__To do__
Below are the records; copy each line in which "this" can be found.

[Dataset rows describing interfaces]
◆ ◆ ◆

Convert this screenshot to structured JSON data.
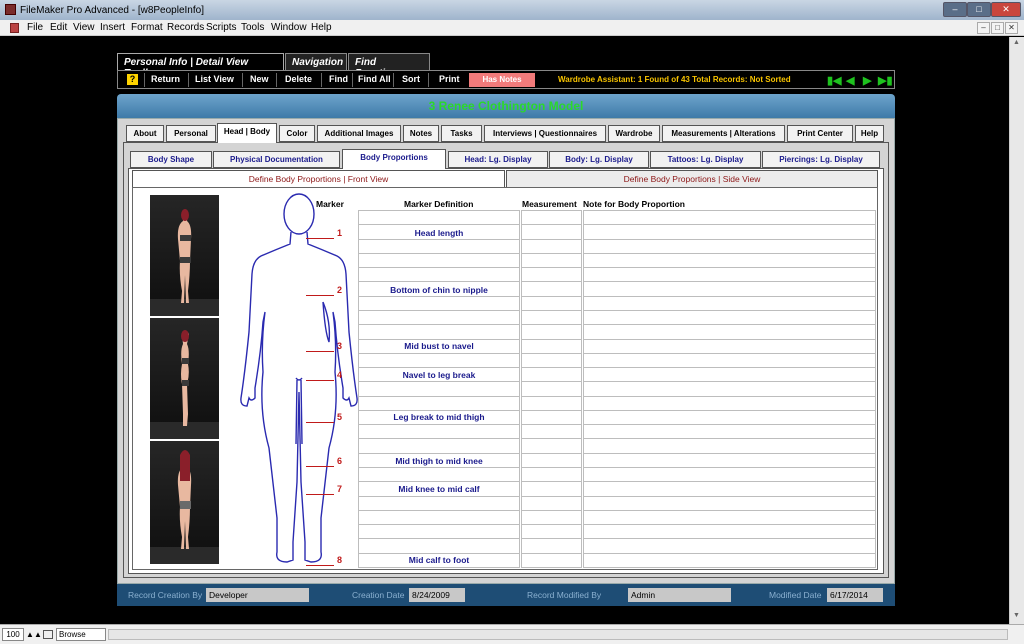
{
  "window": {
    "title": "FileMaker Pro Advanced - [w8PeopleInfo]"
  },
  "menu": [
    "File",
    "Edit",
    "View",
    "Insert",
    "Format",
    "Records",
    "Scripts",
    "Tools",
    "Window",
    "Help"
  ],
  "toolbar_tabs": [
    "Personal Info | Detail View Toolbar",
    "Navigation",
    "Find Functions"
  ],
  "toolbar": {
    "help_glyph": "?",
    "buttons": [
      "Return",
      "List View",
      "New",
      "Delete",
      "Find",
      "Find All",
      "Sort",
      "Print"
    ],
    "has_notes": "Has Notes",
    "wardrobe_status": "Wardrobe Assistant:  1 Found of 43 Total Records: Not Sorted"
  },
  "record_title": "3    Renee Clothington    Model",
  "main_tabs": [
    "About",
    "Personal",
    "Head | Body",
    "Color",
    "Additional Images",
    "Notes",
    "Tasks",
    "Interviews | Questionnaires",
    "Wardrobe",
    "Measurements | Alterations",
    "Print Center",
    "Help"
  ],
  "sub_tabs": [
    "Body Shape",
    "Physical Documentation",
    "Body Proportions",
    "Head: Lg. Display",
    "Body: Lg. Display",
    "Tattoos: Lg. Display",
    "Piercings: Lg. Display"
  ],
  "view_tabs": [
    "Define Body Proportions | Front View",
    "Define Body Proportions | Side View"
  ],
  "columns": {
    "marker": "Marker",
    "definition": "Marker Definition",
    "measurement": "Measurement",
    "note": "Note for Body Proportion"
  },
  "markers": [
    {
      "number": "1",
      "definition": "Head length"
    },
    {
      "number": "2",
      "definition": "Bottom of chin to nipple"
    },
    {
      "number": "3",
      "definition": "Mid bust to navel"
    },
    {
      "number": "4",
      "definition": "Navel to leg break"
    },
    {
      "number": "5",
      "definition": "Leg break to mid thigh"
    },
    {
      "number": "6",
      "definition": "Mid thigh to mid knee"
    },
    {
      "number": "7",
      "definition": "Mid knee to mid calf"
    },
    {
      "number": "8",
      "definition": "Mid calf to foot"
    }
  ],
  "footer": {
    "created_by_label": "Record Creation By",
    "created_by": "Developer",
    "creation_date_label": "Creation Date",
    "creation_date": "8/24/2009",
    "modified_by_label": "Record Modified By",
    "modified_by": "Admin",
    "modified_date_label": "Modified Date",
    "modified_date": "6/17/2014"
  },
  "status": {
    "zoom": "100",
    "mode": "Browse"
  },
  "colors": {
    "record_title": "#2bd82b",
    "header": "#4a86b4",
    "has_notes": "#f27b7b",
    "wardrobe_text": "#f7c300",
    "nav_arrows": "#1ec21e",
    "marker": "#c01a1a",
    "definition_text": "#1a1a8c"
  }
}
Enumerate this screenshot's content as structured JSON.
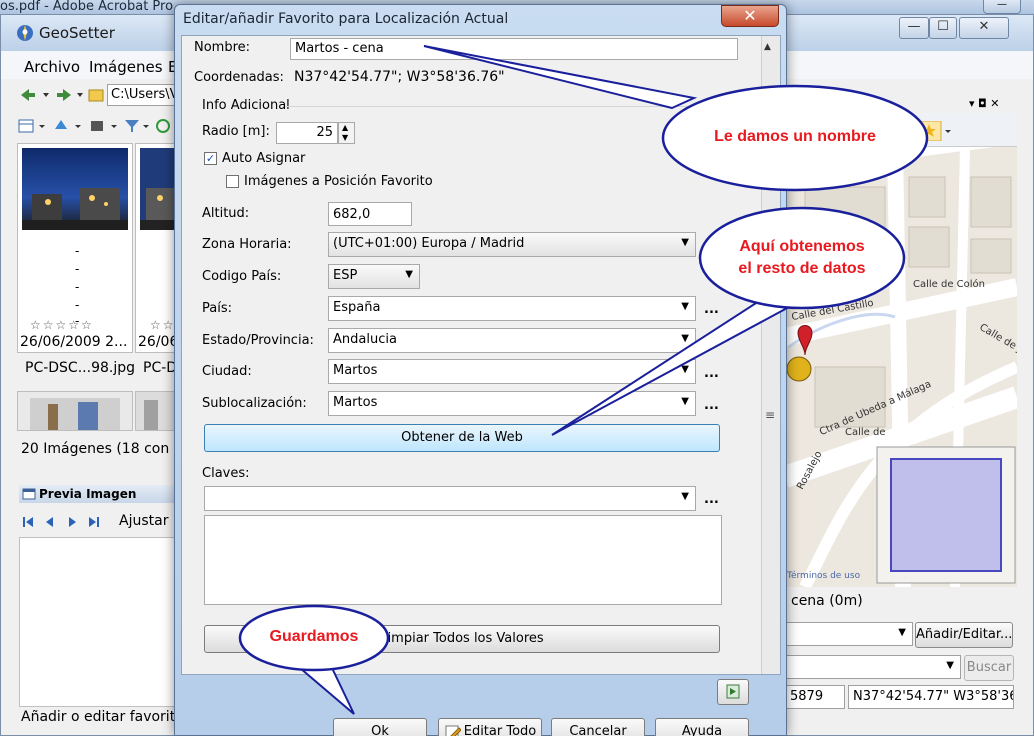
{
  "acrobat": {
    "title": "os.pdf - Adobe Acrobat Pro",
    "min_glyph": "—"
  },
  "geosetter": {
    "title": "GeoSetter",
    "window_buttons": {
      "min": "—",
      "max": "☐",
      "close": "✕"
    },
    "menu": [
      "Archivo",
      "Imágenes",
      "E"
    ],
    "address": "C:\\Users\\V",
    "thumbnails": [
      {
        "date": "26/06/2009 2...",
        "name": "PC-DSC...98.jpg",
        "stars": "☆☆☆☆☆"
      },
      {
        "date": "26/06",
        "name": "PC-D",
        "stars": "☆☆"
      }
    ],
    "dash": "-",
    "image_count": "20 Imágenes (18 con Ge",
    "preview_title": "Previa Imagen",
    "preview_adjust": "Ajustar",
    "status": "Añadir o editar favorito",
    "map": {
      "streets": [
        "Calle de Colón",
        "Calle del Castillo",
        "Calle de J",
        "Ctra de Ubeda a Málaga",
        "Calle de",
        "Rosalejo",
        "Calle de"
      ],
      "terms": "Términos de uso",
      "favorite_text": "cena (0m)",
      "edit_button": "Añadir/Editar...",
      "search_button": "Buscar",
      "coord_short": "5879",
      "coord_full": "N37°42'54.77\" W3°58'36.",
      "panel_ctrl": "▾ ◘ ✕"
    }
  },
  "dialog": {
    "title": "Editar/añadir Favorito para Localización Actual",
    "close_glyph": "✕",
    "name_label": "Nombre:",
    "name_value": "Martos - cena",
    "coords_label": "Coordenadas:",
    "coords_value": "N37°42'54.77\"; W3°58'36.76\"",
    "info_group": "Info Adicional",
    "radio_label": "Radio [m]:",
    "radio_value": "25",
    "auto_assign_label": "Auto Asignar",
    "auto_assign_checked": true,
    "images_to_fav_label": "Imágenes a Posición Favorito",
    "images_to_fav_checked": false,
    "altitude_label": "Altitud:",
    "altitude_value": "682,0",
    "timezone_label": "Zona Horaria:",
    "timezone_value": "(UTC+01:00) Europa / Madrid",
    "country_code_label": "Codigo País:",
    "country_code_value": "ESP",
    "country_label": "País:",
    "country_value": "España",
    "state_label": "Estado/Provincia:",
    "state_value": "Andalucia",
    "city_label": "Ciudad:",
    "city_value": "Martos",
    "sublocation_label": "Sublocalización:",
    "sublocation_value": "Martos",
    "get_web_button": "Obtener de la Web",
    "keywords_label": "Claves:",
    "keywords_value": "",
    "clear_button": "Limpiar Todos los Valores",
    "ok_button": "Ok",
    "edit_all_button": "Editar Todo",
    "cancel_button": "Cancelar",
    "help_button": "Ayuda",
    "ellipsis": "..."
  },
  "callouts": {
    "name": "Le damos un nombre",
    "rest_line1": "Aquí obtenemos",
    "rest_line2": "el resto de datos",
    "save": "Guardamos",
    "text_color": "#e8191f",
    "border_color": "#1a1f9c"
  }
}
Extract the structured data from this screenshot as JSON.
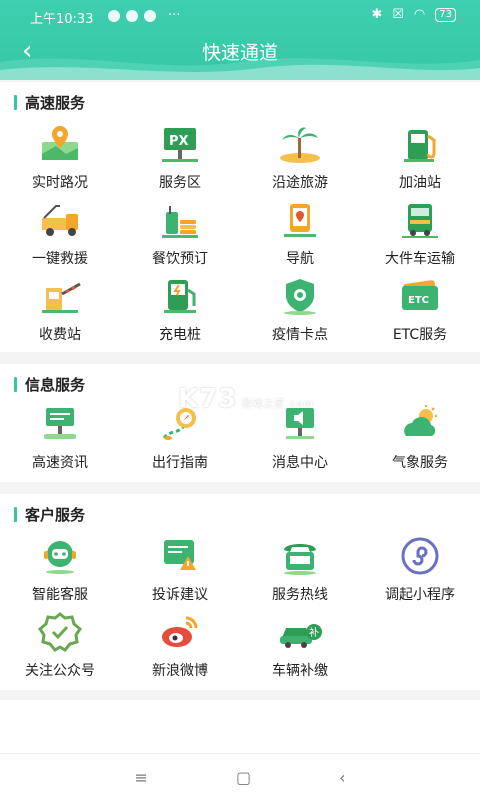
{
  "status": {
    "time": "上午10:33",
    "dots": "···",
    "battery": "73"
  },
  "nav": {
    "title": "快速通道"
  },
  "sections": [
    {
      "title": "高速服务",
      "items": [
        {
          "label": "实时路况",
          "icon": "map-pin-icon"
        },
        {
          "label": "服务区",
          "icon": "service-area-sign-icon"
        },
        {
          "label": "沿途旅游",
          "icon": "palm-island-icon"
        },
        {
          "label": "加油站",
          "icon": "fuel-pump-icon"
        },
        {
          "label": "一键救援",
          "icon": "tow-truck-icon"
        },
        {
          "label": "餐饮预订",
          "icon": "food-drink-icon"
        },
        {
          "label": "导航",
          "icon": "navigation-map-icon"
        },
        {
          "label": "大件车运输",
          "icon": "heavy-truck-icon"
        },
        {
          "label": "收费站",
          "icon": "toll-gate-icon"
        },
        {
          "label": "充电桩",
          "icon": "charging-station-icon"
        },
        {
          "label": "疫情卡点",
          "icon": "virus-shield-icon"
        },
        {
          "label": "ETC服务",
          "icon": "etc-card-icon"
        }
      ]
    },
    {
      "title": "信息服务",
      "items": [
        {
          "label": "高速资讯",
          "icon": "info-screen-icon"
        },
        {
          "label": "出行指南",
          "icon": "compass-route-icon"
        },
        {
          "label": "消息中心",
          "icon": "speaker-board-icon"
        },
        {
          "label": "气象服务",
          "icon": "weather-cloud-sun-icon"
        }
      ]
    },
    {
      "title": "客户服务",
      "items": [
        {
          "label": "智能客服",
          "icon": "robot-headset-icon"
        },
        {
          "label": "投诉建议",
          "icon": "complaint-warning-icon"
        },
        {
          "label": "服务热线",
          "icon": "hotline-phone-icon"
        },
        {
          "label": "调起小程序",
          "icon": "mini-program-icon"
        },
        {
          "label": "关注公众号",
          "icon": "verified-badge-icon"
        },
        {
          "label": "新浪微博",
          "icon": "weibo-icon"
        },
        {
          "label": "车辆补缴",
          "icon": "car-payment-icon"
        }
      ]
    }
  ],
  "watermark": {
    "main": "K73",
    "sub1": "游戏之家",
    "sub2": ".com"
  },
  "bottom_nav": {
    "menu": "≡",
    "home": "▢",
    "back": "‹"
  },
  "colors": {
    "accent": "#35c7a5",
    "orange": "#f4a62a",
    "green": "#3cb371"
  }
}
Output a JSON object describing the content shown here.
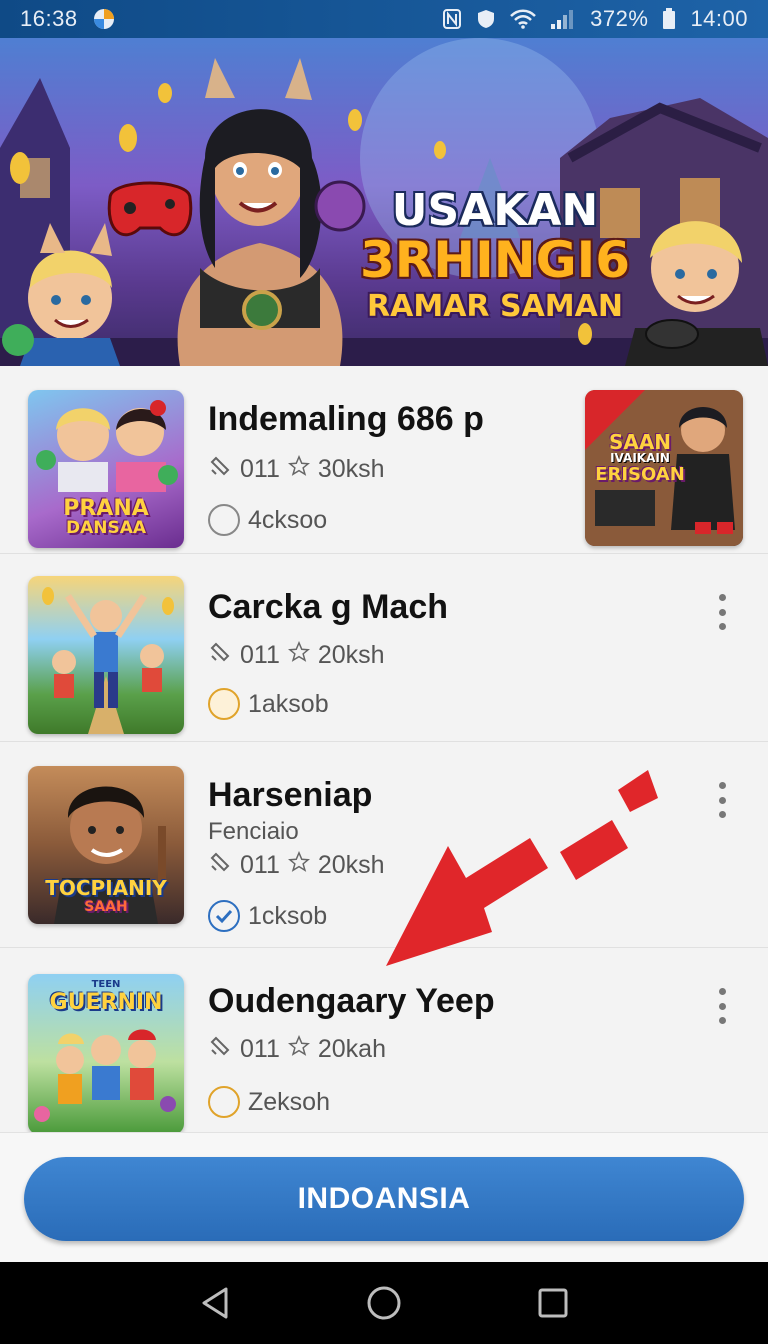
{
  "status_bar": {
    "time": "16:38",
    "battery": "372%",
    "clock": "14:00"
  },
  "banner": {
    "title_line1": "USAKAN",
    "title_line2": "3RHINGI6",
    "title_line3": "RAMAR SAMAN"
  },
  "games": [
    {
      "title": "Indemaling 686 p",
      "meta_code": "011",
      "meta_rating": "30ksh",
      "status": "4cksoo",
      "status_style": "gray",
      "thumb_label_1": "PRANA",
      "thumb_label_2": "DANSAA",
      "side_thumb_label_1": "SAAN",
      "side_thumb_label_2": "IVAIKAIN",
      "side_thumb_label_3": "ERISOAN"
    },
    {
      "title": "Carcka g Mach",
      "meta_code": "011",
      "meta_rating": "20ksh",
      "status": "1aksob",
      "status_style": "orange"
    },
    {
      "title": "Harseniap",
      "subtitle": "Fenciaio",
      "meta_code": "011",
      "meta_rating": "20ksh",
      "status": "1cksob",
      "status_style": "blue-check",
      "thumb_label_1": "TOCPIANIY",
      "thumb_label_2": "SAAH"
    },
    {
      "title": "Oudengaary Yeep",
      "meta_code": "011",
      "meta_rating": "20kah",
      "status": "Zeksoh",
      "status_style": "orange",
      "thumb_label_0": "TEEN",
      "thumb_label_1": "GUERNIN"
    }
  ],
  "primary_button": {
    "label": "INDOANSIA"
  },
  "colors": {
    "status_bar": "#1e63a8",
    "primary_button": "#2f77c4",
    "arrow": "#e0262a",
    "status_orange": "#e0a32a",
    "status_blue": "#2d6fc0"
  },
  "icons": {
    "status_left": [
      "app-logo-icon"
    ],
    "status_right": [
      "nfc-icon",
      "shield-icon",
      "wifi-icon",
      "signal-icon",
      "battery-icon"
    ],
    "meta": [
      "link-icon",
      "star-icon"
    ],
    "row_menu": "more-vertical-icon",
    "nav": [
      "back-icon",
      "home-icon",
      "recents-icon"
    ]
  }
}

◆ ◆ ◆

__Final answer__
Convert this screenshot to structured JSON data.
Enumerate this screenshot's content as structured JSON.
Extract the structured data from this screenshot as JSON.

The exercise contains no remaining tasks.